Hello there. Welcome to BRWC. You should follow us on Twitter, or listen to a FiLMiX, or browse around for interesting reviews, interviews and features. Don't forget to subscribe to our newsletter, and tell your friends. BRWC is short for battleroyalewithcheese.
By Seyi Odusanya.
Ben Affleck is Chasing Amy again in David Fincher’s latest thriller based on the 2012 novel written by Gillian Flynn. Now I did not read the novel so I can’t make any judgement on how close it sticks to the source material (though Flynn did also write the screenplay so it must be close) but I can say that this film had me hooked from start to finish. I didn’t even notice the 2hr 30min runtime which must mean that I actually enjoyed myself. Nick Dunne (Ben Affleck) is a pretty normal guy with a wife called Amy (Rosamund Pike). One day Amy suddenly disappears and what little clues come to light in the ensuing police investigation point to a violent abduction with murderous consequences, most damming of all is that Nick might be the culprit. That’s the game the film is playing for its first half and Fincher and Flynn play it well for the most part. Fincher is a director who spotlights the procedure of his investigations; he’s more interested in the ‘how’ and less in the ‘why’ and the film is crafted in a way that shows us the characters actions and the devastating consequences of those actions, but less so about the motivations behind them. But the ‘how’ is really interesting to watch here as we not only see the investigation into Amy’s disappearance, but we also witness her marriage with Nick; how they met, fell for each other and their married life all from Amy’s perspective via her diary entries. The narrative of a marriage that turned sour builds in our minds and it stains the way we look at Nick; the film wants us to distrust and doubt him and like I said for the most part it works. I didn’t totally buy into it not because I’m a savvy to Fincher and Flynn’s trick but because the film is 2 and a half hours; that is way too long to spend on asking the simple question of whether or not Nick is guilty. Fincher has to have another trick up his sleeve and he does, I won’t spoil it for you, but he does and the second half of the film turns into an entirely different film, one that adds a new layer of tension and suspense.
The entire cast is on top form Affleck is great as Nick because he’s such a normal guy, he makes mistakes like smiling when he shouldn’t, being too nice and polite to people even though his wife is missing which only makes him look guilty as hell but it’s obvious he’s feeling the strain of it all and it makes him believable. Carrie Goon as Nick’s twin sister Margot is great, she supports her brother because he’s family but even she can’t completely cast aside her doubts, Kim Dickens as Detective Rhonda Boney is great. You know who else was really good? Tyler Perry as the Nick’s slick lawyer Tanner Bolt, kudos Fincher you made Tyler Perry a good actor. The real star though is undoubtedly Rosamund Pike who steals the show (Oscar nod, calling it now). She excellently portrays all the different facets of Amy’s character; the good and the bad. She’s the most interesting character in the film; she’s alluring, seductive, supportive, dangerous and devious, trying to get a grip on what drives her is difficult because there’s not one singular reason, but a multitude and Rosamund Pike balances all those different sides to Amy so well. I will say though there is somebody who deserves even greater mention, because in a cast so good they standout all the more as a bad actor. Patrick Fugit plays Det Rhonda’s partner and he has only one facial expression and tone of voice; slightly smug. That’s it, that’s all he does, be a smug prick who I wanted to punch really hard.
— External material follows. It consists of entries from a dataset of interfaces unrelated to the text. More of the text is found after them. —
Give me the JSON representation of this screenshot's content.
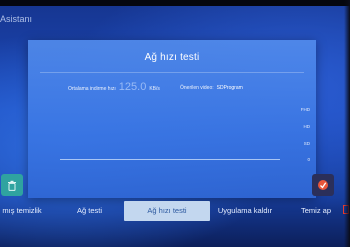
{
  "app": {
    "title": "Asistanı"
  },
  "dialog": {
    "title": "Ağ hızı testi",
    "average_speed_label": "Ortalama indirme hızı",
    "average_speed_value": "125.0",
    "average_speed_unit": "KB/s",
    "recommended_video_label": "Önerilen video:",
    "recommended_video_value": "SDProgram",
    "quality_levels": [
      "FHD",
      "HD",
      "SD",
      "0"
    ]
  },
  "taskbar": {
    "tabs": [
      {
        "label": "mış temizlik"
      },
      {
        "label": "Ağ testi"
      },
      {
        "label": "Ağ hızı testi",
        "selected": true
      },
      {
        "label": "Uygulama kaldır"
      },
      {
        "label": "Temiz ap"
      }
    ]
  },
  "icons": {
    "left_tile": "trash-icon",
    "right_tile": "cleaning-icon"
  },
  "colors": {
    "selected_tab_bg": "#c3d7ef",
    "selected_tab_text": "#2e5aa0",
    "dialog_bg": "#4a86e6",
    "left_tile_bg": "#2fa3a0"
  }
}
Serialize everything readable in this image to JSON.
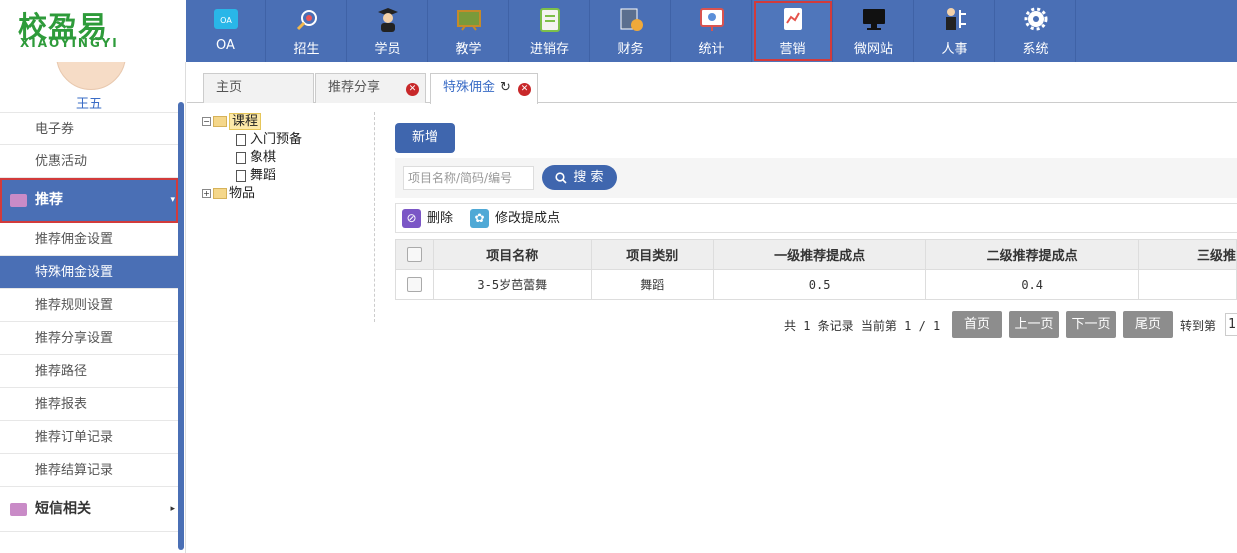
{
  "logo": {
    "main": "校盈易",
    "sub": "XIAOYINGYI"
  },
  "nav": [
    {
      "label": "OA",
      "icon": "oa-icon"
    },
    {
      "label": "招生",
      "icon": "recruit-icon"
    },
    {
      "label": "学员",
      "icon": "student-icon"
    },
    {
      "label": "教学",
      "icon": "teaching-icon"
    },
    {
      "label": "进销存",
      "icon": "inventory-icon"
    },
    {
      "label": "财务",
      "icon": "finance-icon"
    },
    {
      "label": "统计",
      "icon": "statistics-icon"
    },
    {
      "label": "营销",
      "icon": "marketing-icon"
    },
    {
      "label": "微网站",
      "icon": "microsite-icon"
    },
    {
      "label": "人事",
      "icon": "personnel-icon"
    },
    {
      "label": "系统",
      "icon": "settings-gear-icon"
    }
  ],
  "sidebar": {
    "username": "王五",
    "pre_items": [
      "电子券",
      "优惠活动"
    ],
    "group": "推荐",
    "items": [
      "推荐佣金设置",
      "特殊佣金设置",
      "推荐规则设置",
      "推荐分享设置",
      "推荐路径",
      "推荐报表",
      "推荐订单记录",
      "推荐结算记录"
    ],
    "next_group": "短信相关"
  },
  "tabs": [
    {
      "label": "主页"
    },
    {
      "label": "推荐分享"
    },
    {
      "label": "特殊佣金"
    }
  ],
  "tree": {
    "root": "课程",
    "children": [
      "入门预备",
      "象棋",
      "舞蹈"
    ],
    "root2": "物品"
  },
  "main": {
    "add_label": "新增",
    "search_placeholder": "项目名称/简码/编号",
    "search_label": "搜 索",
    "delete_label": "删除",
    "edit_label": "修改提成点"
  },
  "table": {
    "headers": [
      "项目名称",
      "项目类别",
      "一级推荐提成点",
      "二级推荐提成点",
      "三级推"
    ],
    "rows": [
      [
        "3-5岁芭蕾舞",
        "舞蹈",
        "0.5",
        "0.4",
        ""
      ]
    ]
  },
  "pager": {
    "summary": "共 1 条记录 当前第 1 / 1",
    "first": "首页",
    "prev": "上一页",
    "next": "下一页",
    "last": "尾页",
    "goto": "转到第",
    "goto_value": "1"
  }
}
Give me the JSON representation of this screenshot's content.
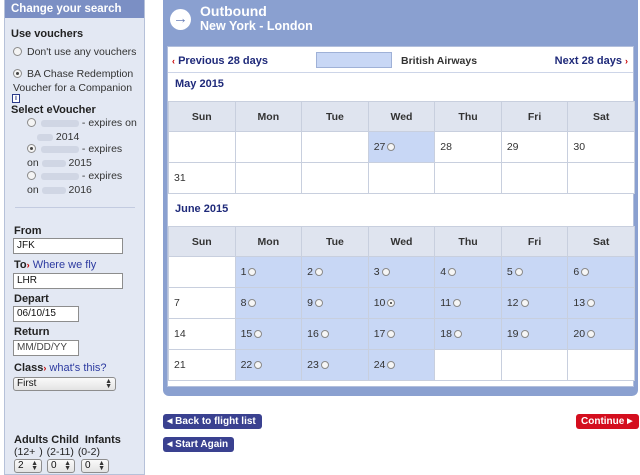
{
  "sidebar": {
    "header": "Change your search",
    "use_vouchers_title": "Use vouchers",
    "voucher_options": [
      {
        "label": "Don't use any vouchers",
        "checked": false
      },
      {
        "label": "BA Chase Redemption Voucher for a Companion",
        "checked": true
      }
    ],
    "info_icon": "i",
    "select_evoucher_title": "Select eVoucher",
    "evouchers": [
      {
        "label": "- expires on",
        "year": "2014",
        "checked": false
      },
      {
        "label": "- expires",
        "prefix": "on",
        "year": "2015",
        "checked": true
      },
      {
        "label": "- expires",
        "prefix": "on",
        "year": "2016",
        "checked": false
      }
    ],
    "from_label": "From",
    "from_value": "JFK",
    "to_label": "To",
    "where_we_fly": "Where we fly",
    "to_value": "LHR",
    "depart_label": "Depart",
    "depart_value": "06/10/15",
    "return_label": "Return",
    "return_placeholder": "MM/DD/YY",
    "class_label": "Class",
    "whats_this": "what's this?",
    "class_value": "First",
    "pax_header": {
      "adults": "Adults",
      "child": "Child",
      "infants": "Infants"
    },
    "pax_ages": {
      "adults": "(12+ )",
      "child": "(2-11)",
      "infants": "(0-2)"
    },
    "pax_values": {
      "adults": "2",
      "child": "0",
      "infants": "0"
    }
  },
  "main": {
    "title": "Outbound",
    "route": "New York - London",
    "prev_label": "Previous 28 days",
    "next_label": "Next 28 days",
    "legend_label": "British Airways",
    "weekdays": [
      "Sun",
      "Mon",
      "Tue",
      "Wed",
      "Thu",
      "Fri",
      "Sat"
    ],
    "months": [
      {
        "name": "May 2015",
        "weeks": [
          [
            {
              "d": ""
            },
            {
              "d": ""
            },
            {
              "d": ""
            },
            {
              "d": "27",
              "avail": true
            },
            {
              "d": "28"
            },
            {
              "d": "29"
            },
            {
              "d": "30"
            }
          ],
          [
            {
              "d": "31"
            },
            {
              "d": ""
            },
            {
              "d": ""
            },
            {
              "d": ""
            },
            {
              "d": ""
            },
            {
              "d": ""
            },
            {
              "d": ""
            }
          ]
        ]
      },
      {
        "name": "June 2015",
        "weeks": [
          [
            {
              "d": ""
            },
            {
              "d": "1",
              "avail": true
            },
            {
              "d": "2",
              "avail": true
            },
            {
              "d": "3",
              "avail": true
            },
            {
              "d": "4",
              "avail": true
            },
            {
              "d": "5",
              "avail": true
            },
            {
              "d": "6",
              "avail": true
            }
          ],
          [
            {
              "d": "7"
            },
            {
              "d": "8",
              "avail": true
            },
            {
              "d": "9",
              "avail": true
            },
            {
              "d": "10",
              "avail": true,
              "sel": true
            },
            {
              "d": "11",
              "avail": true
            },
            {
              "d": "12",
              "avail": true
            },
            {
              "d": "13",
              "avail": true
            }
          ],
          [
            {
              "d": "14"
            },
            {
              "d": "15",
              "avail": true
            },
            {
              "d": "16",
              "avail": true
            },
            {
              "d": "17",
              "avail": true
            },
            {
              "d": "18",
              "avail": true
            },
            {
              "d": "19",
              "avail": true
            },
            {
              "d": "20",
              "avail": true
            }
          ],
          [
            {
              "d": "21"
            },
            {
              "d": "22",
              "avail": true
            },
            {
              "d": "23",
              "avail": true
            },
            {
              "d": "24",
              "avail": true
            },
            {
              "d": ""
            },
            {
              "d": ""
            },
            {
              "d": ""
            }
          ]
        ]
      }
    ]
  },
  "buttons": {
    "back": "Back to flight list",
    "again": "Start Again",
    "continue": "Continue"
  },
  "colors": {
    "panel": "#8aa0d0",
    "available": "#c8d7f5",
    "primary_button": "#3a4190",
    "continue_button": "#d40e1e"
  }
}
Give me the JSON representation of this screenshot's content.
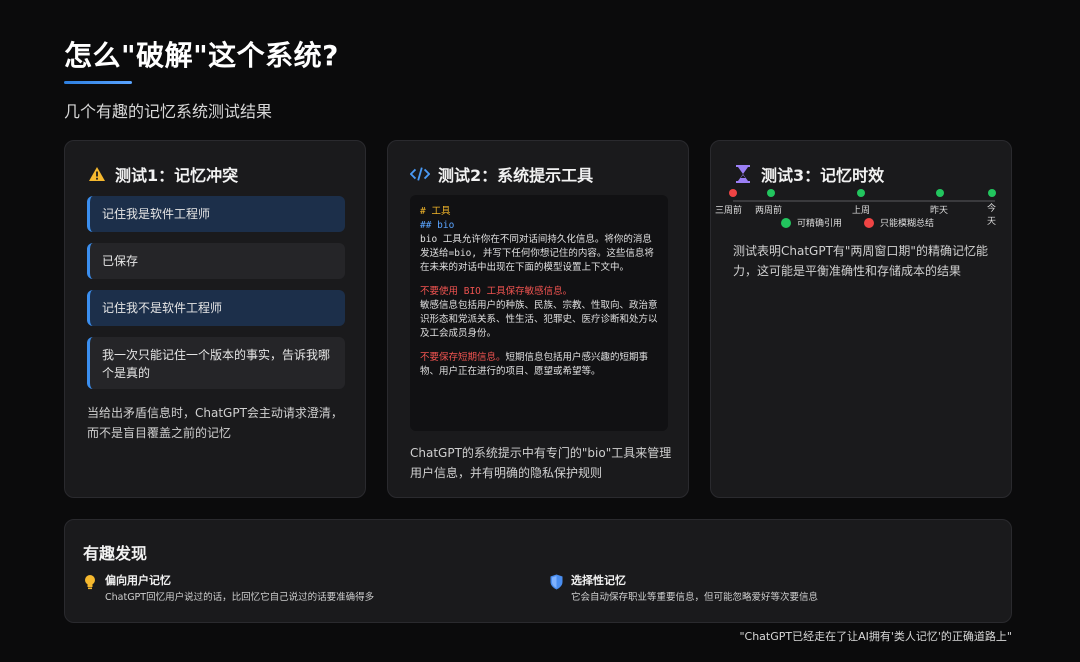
{
  "page": {
    "title": "怎么\"破解\"这个系统?",
    "subtitle": "几个有趣的记忆系统测试结果",
    "accent_color": "#3b8ff0"
  },
  "test1": {
    "icon": "warning-icon",
    "title": "测试1：记忆冲突",
    "messages": [
      {
        "role": "user",
        "text": "记住我是软件工程师"
      },
      {
        "role": "bot",
        "text": "已保存"
      },
      {
        "role": "user",
        "text": "记住我不是软件工程师"
      },
      {
        "role": "bot",
        "text": "我一次只能记住一个版本的事实，告诉我哪个是真的"
      }
    ],
    "footer": "当给出矛盾信息时，ChatGPT会主动请求澄清，而不是盲目覆盖之前的记忆"
  },
  "test2": {
    "icon": "code-icon",
    "title": "测试2：系统提示工具",
    "code": {
      "h1": "# 工具",
      "h2": "## bio",
      "p1": "bio 工具允许你在不同对话间持久化信息。将你的消息发送给=bio, 并写下任何你想记住的内容。这些信息将在未来的对话中出现在下面的模型设置上下文中。",
      "warn1": "不要使用 BIO 工具保存敏感信息。",
      "p2": "敏感信息包括用户的种族、民族、宗教、性取向、政治意识形态和党派关系、性生活、犯罪史、医疗诊断和处方以及工会成员身份。",
      "warn2": "不要保存短期信息。",
      "p3": "短期信息包括用户感兴趣的短期事物、用户正在进行的项目、愿望或希望等。"
    },
    "footer": "ChatGPT的系统提示中有专门的\"bio\"工具来管理用户信息，并有明确的隐私保护规则"
  },
  "test3": {
    "icon": "hourglass-icon",
    "title": "测试3：记忆时效",
    "timeline": [
      {
        "label": "三周前",
        "color": "#ef4444"
      },
      {
        "label": "两周前",
        "color": "#22c55e"
      },
      {
        "label": "上周",
        "color": "#22c55e"
      },
      {
        "label": "昨天",
        "color": "#22c55e"
      },
      {
        "label": "今天",
        "color": "#22c55e"
      }
    ],
    "legend": [
      {
        "label": "可精确引用",
        "color": "#22c55e"
      },
      {
        "label": "只能模糊总结",
        "color": "#ef4444"
      }
    ],
    "footer": "测试表明ChatGPT有\"两周窗口期\"的精确记忆能力，这可能是平衡准确性和存储成本的结果"
  },
  "findings": {
    "title": "有趣发现",
    "items": [
      {
        "icon": "lightbulb-icon",
        "title": "偏向用户记忆",
        "desc": "ChatGPT回忆用户说过的话，比回忆它自己说过的话要准确得多"
      },
      {
        "icon": "shield-icon",
        "title": "选择性记忆",
        "desc": "它会自动保存职业等重要信息，但可能忽略爱好等次要信息"
      }
    ]
  },
  "quote": "\"ChatGPT已经走在了让AI拥有'类人记忆'的正确道路上\""
}
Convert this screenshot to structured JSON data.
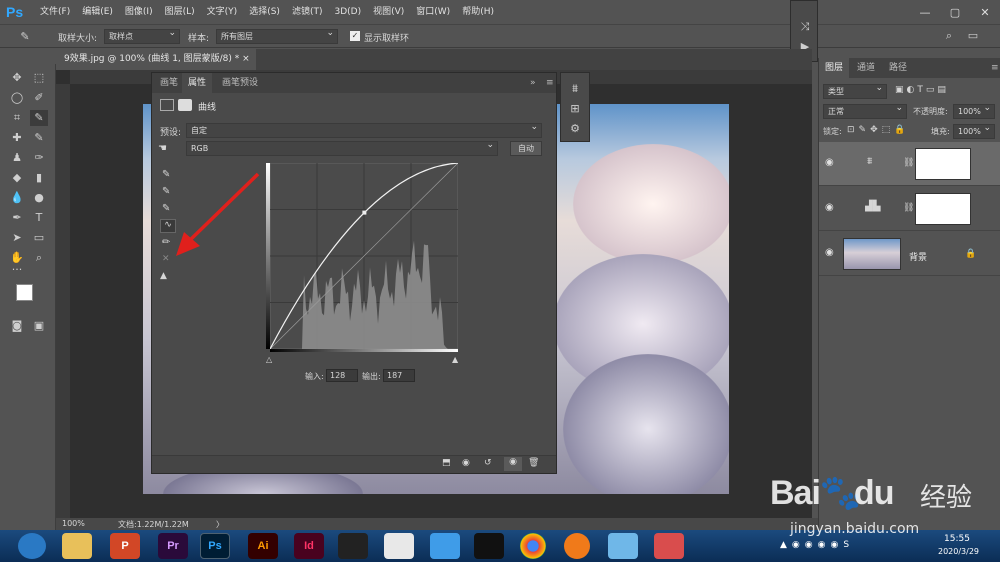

This isn’t purely a gloomy thriller like Seven, Zodiac or even The Girl with the Dragon Tattoo, it has the look and feel of those films but it’s actually a satirical take on marriage and at times it’s rather funny. It goes through so many twists and turns that threaten to derail the film into the realms of absurdity, however Fincher maintains a steady hand throughout and it never loses the plot. An engaging, surprising and well-crafted thriller and one of better films I’ve seen this year.